Top of Material supplied

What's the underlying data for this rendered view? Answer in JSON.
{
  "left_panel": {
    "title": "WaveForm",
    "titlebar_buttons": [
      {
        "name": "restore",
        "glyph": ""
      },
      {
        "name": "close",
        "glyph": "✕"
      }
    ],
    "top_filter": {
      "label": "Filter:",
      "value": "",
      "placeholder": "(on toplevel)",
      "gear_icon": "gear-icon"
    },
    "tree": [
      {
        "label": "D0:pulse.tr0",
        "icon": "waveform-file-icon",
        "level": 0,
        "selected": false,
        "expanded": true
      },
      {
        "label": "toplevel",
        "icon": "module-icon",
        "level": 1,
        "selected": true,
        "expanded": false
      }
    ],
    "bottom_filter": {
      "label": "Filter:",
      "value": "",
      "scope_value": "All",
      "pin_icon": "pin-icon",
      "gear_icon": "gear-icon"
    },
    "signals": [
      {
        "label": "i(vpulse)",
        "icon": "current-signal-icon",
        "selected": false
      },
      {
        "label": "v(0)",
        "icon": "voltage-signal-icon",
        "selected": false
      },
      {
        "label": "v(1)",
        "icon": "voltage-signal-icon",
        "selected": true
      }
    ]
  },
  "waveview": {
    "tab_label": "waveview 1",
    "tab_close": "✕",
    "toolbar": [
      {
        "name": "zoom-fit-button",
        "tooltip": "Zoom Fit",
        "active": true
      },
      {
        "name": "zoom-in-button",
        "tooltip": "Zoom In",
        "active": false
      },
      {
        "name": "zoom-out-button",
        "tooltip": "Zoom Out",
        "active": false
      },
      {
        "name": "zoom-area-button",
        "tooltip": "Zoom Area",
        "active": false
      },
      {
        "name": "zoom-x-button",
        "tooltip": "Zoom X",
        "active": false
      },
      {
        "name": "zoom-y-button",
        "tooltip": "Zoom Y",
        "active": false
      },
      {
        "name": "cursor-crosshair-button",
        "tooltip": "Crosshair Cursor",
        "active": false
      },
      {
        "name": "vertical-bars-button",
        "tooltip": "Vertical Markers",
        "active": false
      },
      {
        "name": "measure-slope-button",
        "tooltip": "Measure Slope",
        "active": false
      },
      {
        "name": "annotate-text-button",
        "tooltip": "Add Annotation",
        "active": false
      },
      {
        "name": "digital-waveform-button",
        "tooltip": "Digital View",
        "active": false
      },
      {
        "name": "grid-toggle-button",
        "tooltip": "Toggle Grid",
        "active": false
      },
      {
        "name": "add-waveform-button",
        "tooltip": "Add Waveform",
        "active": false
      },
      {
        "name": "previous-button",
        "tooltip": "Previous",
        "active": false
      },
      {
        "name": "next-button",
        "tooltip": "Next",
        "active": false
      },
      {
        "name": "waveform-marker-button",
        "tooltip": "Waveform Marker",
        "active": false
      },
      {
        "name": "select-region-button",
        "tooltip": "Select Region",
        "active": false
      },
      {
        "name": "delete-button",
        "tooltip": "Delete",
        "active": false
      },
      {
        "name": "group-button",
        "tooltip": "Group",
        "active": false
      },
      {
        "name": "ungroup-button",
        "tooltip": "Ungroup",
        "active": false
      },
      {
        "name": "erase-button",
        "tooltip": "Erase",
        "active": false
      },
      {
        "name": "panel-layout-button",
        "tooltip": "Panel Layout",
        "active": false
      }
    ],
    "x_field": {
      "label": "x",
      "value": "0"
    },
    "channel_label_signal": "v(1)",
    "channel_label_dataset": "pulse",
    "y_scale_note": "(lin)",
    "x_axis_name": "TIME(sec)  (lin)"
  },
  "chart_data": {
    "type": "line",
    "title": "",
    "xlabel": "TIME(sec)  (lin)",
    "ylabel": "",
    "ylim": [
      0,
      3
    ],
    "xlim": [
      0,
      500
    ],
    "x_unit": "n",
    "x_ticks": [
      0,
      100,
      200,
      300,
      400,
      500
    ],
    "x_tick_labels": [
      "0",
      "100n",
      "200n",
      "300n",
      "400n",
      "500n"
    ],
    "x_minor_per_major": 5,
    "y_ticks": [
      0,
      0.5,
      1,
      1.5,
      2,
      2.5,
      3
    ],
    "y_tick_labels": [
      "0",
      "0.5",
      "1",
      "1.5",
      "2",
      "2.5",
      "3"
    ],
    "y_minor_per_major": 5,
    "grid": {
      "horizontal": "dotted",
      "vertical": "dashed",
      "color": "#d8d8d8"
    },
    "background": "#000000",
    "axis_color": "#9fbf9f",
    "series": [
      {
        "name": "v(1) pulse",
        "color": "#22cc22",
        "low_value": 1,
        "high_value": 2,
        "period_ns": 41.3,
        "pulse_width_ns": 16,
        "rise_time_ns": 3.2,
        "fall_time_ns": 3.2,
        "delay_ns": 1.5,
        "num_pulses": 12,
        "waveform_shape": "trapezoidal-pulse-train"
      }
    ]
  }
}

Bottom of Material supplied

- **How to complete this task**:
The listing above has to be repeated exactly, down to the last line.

- **Response below**:
What's the underlying data for this rendered view? Answer in JSON.
{
  "left_panel": {
    "title": "WaveForm",
    "titlebar_buttons": [
      {
        "name": "restore",
        "glyph": ""
      },
      {
        "name": "close",
        "glyph": "✕"
      }
    ],
    "top_filter": {
      "label": "Filter:",
      "value": "",
      "placeholder": "(on toplevel)",
      "gear_icon": "gear-icon"
    },
    "tree": [
      {
        "label": "D0:pulse.tr0",
        "icon": "waveform-file-icon",
        "level": 0,
        "selected": false,
        "expanded": true
      },
      {
        "label": "toplevel",
        "icon": "module-icon",
        "level": 1,
        "selected": true,
        "expanded": false
      }
    ],
    "bottom_filter": {
      "label": "Filter:",
      "value": "",
      "scope_value": "All",
      "pin_icon": "pin-icon",
      "gear_icon": "gear-icon"
    },
    "signals": [
      {
        "label": "i(vpulse)",
        "icon": "current-signal-icon",
        "selected": false
      },
      {
        "label": "v(0)",
        "icon": "voltage-signal-icon",
        "selected": false
      },
      {
        "label": "v(1)",
        "icon": "voltage-signal-icon",
        "selected": true
      }
    ]
  },
  "waveview": {
    "tab_label": "waveview 1",
    "tab_close": "✕",
    "toolbar": [
      {
        "name": "zoom-fit-button",
        "tooltip": "Zoom Fit",
        "active": true
      },
      {
        "name": "zoom-in-button",
        "tooltip": "Zoom In",
        "active": false
      },
      {
        "name": "zoom-out-button",
        "tooltip": "Zoom Out",
        "active": false
      },
      {
        "name": "zoom-area-button",
        "tooltip": "Zoom Area",
        "active": false
      },
      {
        "name": "zoom-x-button",
        "tooltip": "Zoom X",
        "active": false
      },
      {
        "name": "zoom-y-button",
        "tooltip": "Zoom Y",
        "active": false
      },
      {
        "name": "cursor-crosshair-button",
        "tooltip": "Crosshair Cursor",
        "active": false
      },
      {
        "name": "vertical-bars-button",
        "tooltip": "Vertical Markers",
        "active": false
      },
      {
        "name": "measure-slope-button",
        "tooltip": "Measure Slope",
        "active": false
      },
      {
        "name": "annotate-text-button",
        "tooltip": "Add Annotation",
        "active": false
      },
      {
        "name": "digital-waveform-button",
        "tooltip": "Digital View",
        "active": false
      },
      {
        "name": "grid-toggle-button",
        "tooltip": "Toggle Grid",
        "active": false
      },
      {
        "name": "add-waveform-button",
        "tooltip": "Add Waveform",
        "active": false
      },
      {
        "name": "previous-button",
        "tooltip": "Previous",
        "active": false
      },
      {
        "name": "next-button",
        "tooltip": "Next",
        "active": false
      },
      {
        "name": "waveform-marker-button",
        "tooltip": "Waveform Marker",
        "active": false
      },
      {
        "name": "select-region-button",
        "tooltip": "Select Region",
        "active": false
      },
      {
        "name": "delete-button",
        "tooltip": "Delete",
        "active": false
      },
      {
        "name": "group-button",
        "tooltip": "Group",
        "active": false
      },
      {
        "name": "ungroup-button",
        "tooltip": "Ungroup",
        "active": false
      },
      {
        "name": "erase-button",
        "tooltip": "Erase",
        "active": false
      },
      {
        "name": "panel-layout-button",
        "tooltip": "Panel Layout",
        "active": false
      }
    ],
    "x_field": {
      "label": "x",
      "value": "0"
    },
    "channel_label_signal": "v(1)",
    "channel_label_dataset": "pulse",
    "y_scale_note": "(lin)",
    "x_axis_name": "TIME(sec)  (lin)"
  },
  "chart_data": {
    "type": "line",
    "title": "",
    "xlabel": "TIME(sec)  (lin)",
    "ylabel": "",
    "ylim": [
      0,
      3
    ],
    "xlim": [
      0,
      500
    ],
    "x_unit": "n",
    "x_ticks": [
      0,
      100,
      200,
      300,
      400,
      500
    ],
    "x_tick_labels": [
      "0",
      "100n",
      "200n",
      "300n",
      "400n",
      "500n"
    ],
    "x_minor_per_major": 5,
    "y_ticks": [
      0,
      0.5,
      1,
      1.5,
      2,
      2.5,
      3
    ],
    "y_tick_labels": [
      "0",
      "0.5",
      "1",
      "1.5",
      "2",
      "2.5",
      "3"
    ],
    "y_minor_per_major": 5,
    "grid": {
      "horizontal": "dotted",
      "vertical": "dashed",
      "color": "#d8d8d8"
    },
    "background": "#000000",
    "axis_color": "#9fbf9f",
    "series": [
      {
        "name": "v(1) pulse",
        "color": "#22cc22",
        "low_value": 1,
        "high_value": 2,
        "period_ns": 41.3,
        "pulse_width_ns": 16,
        "rise_time_ns": 3.2,
        "fall_time_ns": 3.2,
        "delay_ns": 1.5,
        "num_pulses": 12,
        "waveform_shape": "trapezoidal-pulse-train"
      }
    ]
  }
}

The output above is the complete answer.